Unlike many other cancers, such as melanoma and lung cancer, acute lymphocytic leukemia has no definite cause. However, certain circumstances may increase the likelihood of development. Some of these circumstances include past bone marrow transplants, past chemotherapy, prenatal exposure to radiation, having a genetic disorder, mutations in DNA, and having blood related sibling with leukemia. One of the mutations in DNA is an occurrence where 2 parts of the DNA, specifically the 9 and 12 areas, have been reversed in order. This is called the Philadelphia chromosome. It was originally only linked with the disease acute myeloid leukemia, but it is now starting to be seen in about twenty-five percent of acute lymphocytic leukemia cases. Mutations in the DNA make acute lymphocytic leukemia a life threatening disease when left untreated because the mutated DNA is allowing the abnormal cells to live and thrive, rather than destroying harmful cells and replenishing with fully operational ones.
The way that acute lymphocytic leukemia works is that the body begins to produce a great deal of undeveloped lymphocytes and instead of maturing to fight off infections and keep us healthy, they crowd out our red blood cells, platelets, and white blood cells causing leukemia.

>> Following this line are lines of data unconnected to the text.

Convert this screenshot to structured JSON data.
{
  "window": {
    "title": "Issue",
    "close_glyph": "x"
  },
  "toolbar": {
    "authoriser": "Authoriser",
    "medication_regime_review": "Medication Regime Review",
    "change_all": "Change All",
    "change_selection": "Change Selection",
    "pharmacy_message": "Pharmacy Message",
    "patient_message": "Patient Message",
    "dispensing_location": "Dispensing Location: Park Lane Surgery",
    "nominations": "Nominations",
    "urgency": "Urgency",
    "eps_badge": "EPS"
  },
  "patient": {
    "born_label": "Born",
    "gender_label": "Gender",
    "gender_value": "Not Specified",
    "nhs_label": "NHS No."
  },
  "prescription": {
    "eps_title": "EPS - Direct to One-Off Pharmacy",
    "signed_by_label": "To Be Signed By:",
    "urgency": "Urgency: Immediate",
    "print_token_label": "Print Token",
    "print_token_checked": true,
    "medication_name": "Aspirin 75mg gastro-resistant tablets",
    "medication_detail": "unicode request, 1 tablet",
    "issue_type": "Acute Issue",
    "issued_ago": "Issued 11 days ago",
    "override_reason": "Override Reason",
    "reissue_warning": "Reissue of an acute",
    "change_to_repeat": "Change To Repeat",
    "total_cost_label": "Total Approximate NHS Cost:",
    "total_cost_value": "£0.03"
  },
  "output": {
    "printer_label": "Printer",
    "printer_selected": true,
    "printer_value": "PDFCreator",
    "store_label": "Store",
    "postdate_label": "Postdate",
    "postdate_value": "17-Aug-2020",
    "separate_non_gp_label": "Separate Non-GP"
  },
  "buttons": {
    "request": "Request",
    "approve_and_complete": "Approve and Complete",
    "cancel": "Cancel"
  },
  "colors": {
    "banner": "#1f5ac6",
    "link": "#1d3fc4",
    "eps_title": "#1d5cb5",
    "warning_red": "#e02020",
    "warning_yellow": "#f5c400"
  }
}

After leukemia is formed it can then move quickly on to other organs such as the brain, spinal cord, liver, lymph nodes, and spleen.
Given that leukemia prevents the body from fighting off infections, some symptoms that are likely to occur are fatigue, shortness of breath, a pain or soreness below ribs, fever, swollen glands, night sweats, frequent nosebleeds, bleeding from gums, pain involving bones and joints, weight loss, loss of appetite, frequent infections, pale skin, red spots on skin, and lumps caused by swollen lymph nodes.
There are a couple ways to examine the body for acute lymphocytic leukemia. One of these ways is to have a complete blood count done, which will tell doctors how many white blood cells are present. A few other tests include: platelet counts, spinal taps, and a bone marrow biopsy.
Should a doctor find acute lymphocytic leukemia in the body he may suggest that that the patient undergoes chemotherapy and/or radiation therapy. In more severe circumstances or in the case of an exact blood match sibling, a corresponding blood transfusion would be better suitable.
The survival rate for people diagnosed with acute lymphocytic leukemia is high and rising as technology progresses. The most current research associated with this disease and survival rates suggest that eighty percent of children will live to see their five year mark without leukemia. As with most cancers, after a patient’s blood work comes up normal for five years they are considered cured. In adults, the five year survival rate is about forty percent. Although, not as high success rates as children, it is best to keep in mind that nearly sixty percent of reported cases were in people under the age of twenty.